Since it would take weeks to delve into the origin of all these nicknames (and would probably be hugely enlightening and entertaining), I’ve decided to break this post up into a series on Cannabis Names (please, hold your applause). Today, we’ll take a peek at the etymology of the separate species and cannabis itself, and we’ll move on to the other categories
The Name “Cannabis”
Cannabis is the classic name for everyone’s favorite medicinal plant. Most people know marijuana was coined around the early 1900s along with the rise of all that bad press – “Reefer Madness” and so forth – and we’ll absolutely devote a post to that term and it’s recent fall in favor. But for now let’s focus on our choice term for this plant.
Cannabis is literally part of the full Latin name of the plant, and is the Genus or the last classification before you get into species (which we will, below). For kicks, let’s see the full breakdown. (FYI: a “clade” is a sort of sub-classification, and multiple clades can be nested within each other – yeah, I hadn’t heard of them, either. Basically, if you want to offer to write a blog post for us about cannabis clades, contact me. Otherwise, don’t worry about it.):
- Kingdom: Plantae (just like all vegetation)
- Clade 1: Angiosperms (flowering plants)
- Clade 2: Eudicots (an “evolutionary divergence” of angiosperms, also known as dicots)
- Clade 3: Rosids (a category of eudicots, which includes some 70,000 species)

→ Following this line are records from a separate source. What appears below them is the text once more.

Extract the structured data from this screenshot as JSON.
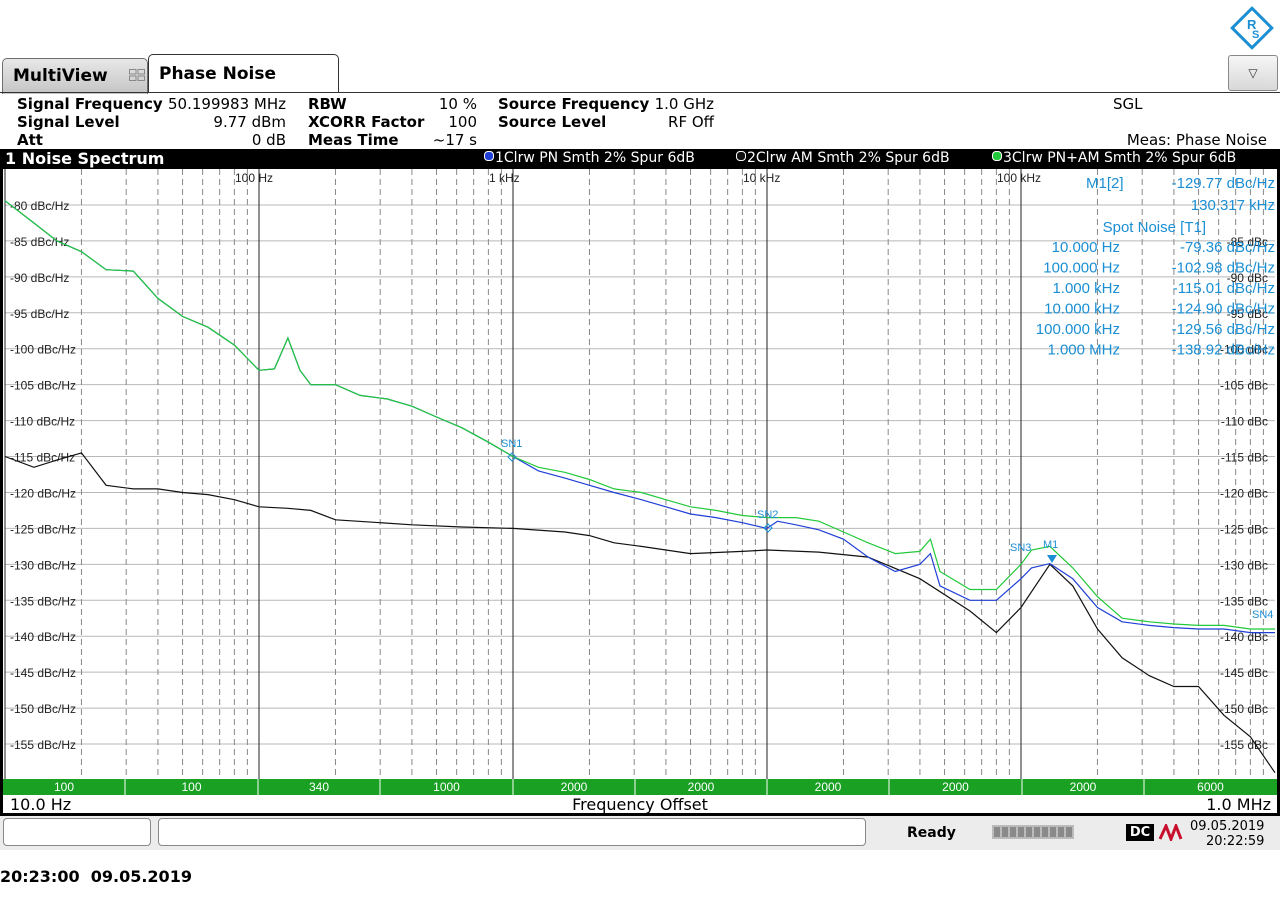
{
  "tabs": {
    "multiview": "MultiView",
    "phase_noise": "Phase Noise"
  },
  "info": {
    "signal_frequency_label": "Signal Frequency",
    "signal_frequency": "50.199983 MHz",
    "signal_level_label": "Signal Level",
    "signal_level": "9.77 dBm",
    "att_label": "Att",
    "att": "0 dB",
    "rbw_label": "RBW",
    "rbw": "10 %",
    "xcorr_label": "XCORR Factor",
    "xcorr": "100",
    "meas_time_label": "Meas Time",
    "meas_time": "~17 s",
    "source_frequency_label": "Source Frequency",
    "source_frequency": "1.0 GHz",
    "source_level_label": "Source Level",
    "source_level": "RF Off",
    "sgl": "SGL",
    "meas": "Meas: Phase Noise"
  },
  "window": {
    "title": "1 Noise Spectrum",
    "traces": [
      {
        "label": "1Clrw PN Smth 2% Spur 6dB",
        "color": "#1f3fd6"
      },
      {
        "label": "2Clrw AM Smth 2% Spur 6dB",
        "color": "#111111"
      },
      {
        "label": "3Clrw PN+AM Smth 2% Spur 6dB",
        "color": "#22c93a"
      }
    ]
  },
  "marker_info": {
    "m1_label": "M1[2]",
    "m1_value": "-129.77 dBc/Hz",
    "m1_freq": "130.317 kHz",
    "spot_title": "Spot Noise [T1]",
    "spot": [
      {
        "f": "10.000 Hz",
        "v": "-79.36 dBc/Hz"
      },
      {
        "f": "100.000 Hz",
        "v": "-102.98 dBc/Hz"
      },
      {
        "f": "1.000 kHz",
        "v": "-115.01 dBc/Hz"
      },
      {
        "f": "10.000 kHz",
        "v": "-124.90 dBc/Hz"
      },
      {
        "f": "100.000 kHz",
        "v": "-129.56 dBc/Hz"
      },
      {
        "f": "1.000 MHz",
        "v": "-138.92 dBc/Hz"
      }
    ]
  },
  "axis": {
    "decade_labels": [
      "100 Hz",
      "1 kHz",
      "10 kHz",
      "100 kHz"
    ],
    "left_labels": [
      "-80 dBc/Hz",
      "-85 dBc/Hz",
      "-90 dBc/Hz",
      "-95 dBc/Hz",
      "-100 dBc/Hz",
      "-105 dBc/Hz",
      "-110 dBc/Hz",
      "-115 dBc/Hz",
      "-120 dBc/Hz",
      "-125 dBc/Hz",
      "-130 dBc/Hz",
      "-135 dBc/Hz",
      "-140 dBc/Hz",
      "-145 dBc/Hz",
      "-150 dBc/Hz",
      "-155 dBc/Hz"
    ],
    "right_labels": [
      "-85 dBc",
      "-90 dBc",
      "-95 dBc",
      "-100 dBc",
      "-105 dBc",
      "-110 dBc",
      "-115 dBc",
      "-120 dBc",
      "-125 dBc",
      "-130 dBc",
      "-135 dBc",
      "-140 dBc",
      "-145 dBc",
      "-150 dBc",
      "-155 dBc"
    ],
    "start": "10.0 Hz",
    "center": "Frequency Offset",
    "stop": "1.0 MHz",
    "averages": [
      "100",
      "100",
      "340",
      "1000",
      "2000",
      "2000",
      "2000",
      "2000",
      "2000",
      "6000"
    ]
  },
  "markers": {
    "sn1": "SN1",
    "sn2": "SN2",
    "sn3": "SN3",
    "sn4": "SN4",
    "m1": "M1"
  },
  "status": {
    "ready": "Ready",
    "dc": "DC",
    "date": "09.05.2019",
    "time": "20:22:59",
    "footer": "20:23:00  09.05.2019"
  },
  "chart_data": {
    "type": "line",
    "xscale": "log",
    "xlim": [
      10,
      1000000
    ],
    "ylim": [
      -160,
      -75
    ],
    "ylabel": "dBc/Hz",
    "xlabel": "Frequency Offset",
    "series": [
      {
        "color": "#1f3fd6",
        "points": [
          [
            10,
            -79.4
          ],
          [
            13,
            -82.5
          ],
          [
            16,
            -85
          ],
          [
            20,
            -86.5
          ],
          [
            25,
            -89
          ],
          [
            32,
            -89.2
          ],
          [
            40,
            -93
          ],
          [
            50,
            -95.5
          ],
          [
            63,
            -97
          ],
          [
            80,
            -99.5
          ],
          [
            100,
            -103
          ],
          [
            115,
            -102.8
          ],
          [
            130,
            -98.5
          ],
          [
            145,
            -103
          ],
          [
            160,
            -105
          ],
          [
            200,
            -105
          ],
          [
            250,
            -106.5
          ],
          [
            320,
            -107
          ],
          [
            400,
            -108
          ],
          [
            500,
            -109.5
          ],
          [
            630,
            -111
          ],
          [
            800,
            -113
          ],
          [
            1000,
            -115
          ],
          [
            1260,
            -117
          ],
          [
            1600,
            -118
          ],
          [
            2000,
            -119
          ],
          [
            2500,
            -120
          ],
          [
            3200,
            -121
          ],
          [
            4000,
            -122
          ],
          [
            5000,
            -123
          ],
          [
            6300,
            -123.5
          ],
          [
            8000,
            -124.2
          ],
          [
            10000,
            -125
          ],
          [
            11000,
            -124
          ],
          [
            13000,
            -124.5
          ],
          [
            16000,
            -125.2
          ],
          [
            20000,
            -126.5
          ],
          [
            25000,
            -129
          ],
          [
            32000,
            -131
          ],
          [
            40000,
            -130
          ],
          [
            44000,
            -128.5
          ],
          [
            48000,
            -133
          ],
          [
            63000,
            -135
          ],
          [
            80000,
            -135
          ],
          [
            100000,
            -132
          ],
          [
            110000,
            -130.5
          ],
          [
            130000,
            -129.9
          ],
          [
            160000,
            -132
          ],
          [
            200000,
            -136
          ],
          [
            250000,
            -138
          ],
          [
            320000,
            -138.5
          ],
          [
            400000,
            -138.8
          ],
          [
            500000,
            -139
          ],
          [
            630000,
            -139
          ],
          [
            800000,
            -139.5
          ],
          [
            1000000,
            -139.5
          ]
        ]
      },
      {
        "color": "#111111",
        "points": [
          [
            10,
            -115
          ],
          [
            13,
            -116.5
          ],
          [
            16,
            -115.5
          ],
          [
            20,
            -114.5
          ],
          [
            25,
            -119
          ],
          [
            32,
            -119.5
          ],
          [
            40,
            -119.5
          ],
          [
            50,
            -120
          ],
          [
            63,
            -120.3
          ],
          [
            80,
            -121
          ],
          [
            100,
            -122
          ],
          [
            130,
            -122.2
          ],
          [
            160,
            -122.5
          ],
          [
            200,
            -123.8
          ],
          [
            300,
            -124.2
          ],
          [
            400,
            -124.5
          ],
          [
            630,
            -124.8
          ],
          [
            1000,
            -125
          ],
          [
            1600,
            -125.5
          ],
          [
            2000,
            -126
          ],
          [
            2500,
            -127
          ],
          [
            3200,
            -127.5
          ],
          [
            5000,
            -128.5
          ],
          [
            8000,
            -128.2
          ],
          [
            10000,
            -128
          ],
          [
            16000,
            -128.3
          ],
          [
            25000,
            -129
          ],
          [
            40000,
            -132
          ],
          [
            63000,
            -136.5
          ],
          [
            80000,
            -139.5
          ],
          [
            100000,
            -136
          ],
          [
            130000,
            -130
          ],
          [
            160000,
            -133
          ],
          [
            200000,
            -139
          ],
          [
            250000,
            -143
          ],
          [
            320000,
            -145.5
          ],
          [
            400000,
            -147
          ],
          [
            500000,
            -147
          ],
          [
            630000,
            -151
          ],
          [
            800000,
            -154
          ],
          [
            1000000,
            -159
          ]
        ]
      },
      {
        "color": "#22c93a",
        "points": [
          [
            10,
            -79.4
          ],
          [
            13,
            -82.5
          ],
          [
            16,
            -85
          ],
          [
            20,
            -86.5
          ],
          [
            25,
            -89
          ],
          [
            32,
            -89.2
          ],
          [
            40,
            -93
          ],
          [
            50,
            -95.5
          ],
          [
            63,
            -97
          ],
          [
            80,
            -99.5
          ],
          [
            100,
            -103
          ],
          [
            115,
            -102.8
          ],
          [
            130,
            -98.5
          ],
          [
            145,
            -103
          ],
          [
            160,
            -105
          ],
          [
            200,
            -105
          ],
          [
            250,
            -106.5
          ],
          [
            320,
            -107
          ],
          [
            400,
            -108
          ],
          [
            500,
            -109.5
          ],
          [
            630,
            -111
          ],
          [
            800,
            -113
          ],
          [
            1000,
            -115
          ],
          [
            1260,
            -116.5
          ],
          [
            1600,
            -117.2
          ],
          [
            2000,
            -118.2
          ],
          [
            2500,
            -119.5
          ],
          [
            3200,
            -120
          ],
          [
            4000,
            -121
          ],
          [
            5000,
            -122
          ],
          [
            6300,
            -122.5
          ],
          [
            8000,
            -123.2
          ],
          [
            10000,
            -123.5
          ],
          [
            13000,
            -123.5
          ],
          [
            16000,
            -124
          ],
          [
            20000,
            -125.5
          ],
          [
            25000,
            -127
          ],
          [
            32000,
            -128.5
          ],
          [
            40000,
            -128.2
          ],
          [
            44000,
            -126.5
          ],
          [
            48000,
            -131
          ],
          [
            63000,
            -133.5
          ],
          [
            80000,
            -133.5
          ],
          [
            100000,
            -130
          ],
          [
            110000,
            -128
          ],
          [
            130000,
            -127.5
          ],
          [
            160000,
            -130.5
          ],
          [
            200000,
            -134.5
          ],
          [
            250000,
            -137.5
          ],
          [
            320000,
            -138
          ],
          [
            400000,
            -138.3
          ],
          [
            500000,
            -138.5
          ],
          [
            630000,
            -138.5
          ],
          [
            800000,
            -139
          ],
          [
            1000000,
            -139
          ]
        ]
      }
    ]
  }
}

- Order: Rosales (which includes mulberry, elm, and rose)
- Family: Cannabaceae (also in this family: the aphananthe tree from Madagascar, the nettle tree, the thorny elm, and hops)
- Genus: Cannabis (the one and only)
Is that way more than you ever wanted to know about the dried buds you smoke to chill out? You’ve officially earned the right to watch a few cat videos.
On to etymology.
Cannabis is from Greek (kannabis), of course, and is similar to the Persian word “kanab”. The same word seems to have inspired the English terms “canvas” and “hemp”, which makes sense when you consider that fabrics were often made from hemp. Unlike other English words that come out of descriptions of the item, it seems cannabis goes back far enough to be what the word has always meant. The term shows up in writings from 440 BCE, wherein the author lauds the effects of throwing the plant on the fire, saying it “gives out such a vapour as no Grecian vapour-bath can exceed.” Sounds like the first highs to me!
Other Names for Cannabis
These first examples aren’t slang but rather the scientific names of cannabis species. Most plants are known predominantly by their common name, with their scientific designation reserved for botanists and people who like getting blank looks, but in the case of marijuana, even those relatively new to the culture have heard at least two of these three terms:
Cannabis sativa was classified in the mid-18th century by Carl Linnaeus, though obviously cannabis had already been in use for over 1000 years. Sativa strains are native to Europe and what was Eurasia, and include industrial hemp. “Sativa” is the feminized form of the word Sativum, which is Latin for “cultivated”.
This species name describes the cannabis strains found by a dude named Jean-Baptiste Lamarck back in the late 1700s. He noticed the strains he found in India were shorters and more dense than the previously known sativa. “Indica” is the ancient Greek and Latin version of India. So, all in all, not super creative on Lamarck’s part.
Ruderalis is native to Russia and was found by a local botanist in the 1920s. The species is used to prompt the automatic flowering trait in all autoflowering cannabis seeds. You can learn more about this in our Auto-Flowering Cannabis Seeds article. “Ruderalis” is from Latin again; rudera means “rubble” or “rough piece of bronze”, and any plant that colonizes land after previous vegetation has been wiped out is called a ruderal species. In this case, I’d guess the botanist was referring to the harsh climate in which Ruderalis grows.
If you’ve reached this point you’re one of those people – like me – who finds etymology sort of fascinating. If you’ve skipped to the end to see if I’m wrapping up with anything interesting, that’s good too.
Either way, be sure to hop over to our Cannabis Seeds page and pick out your favorite “kannabis” strain to start growing your own. It’s up to us to keep this ancient tradition alive, after all!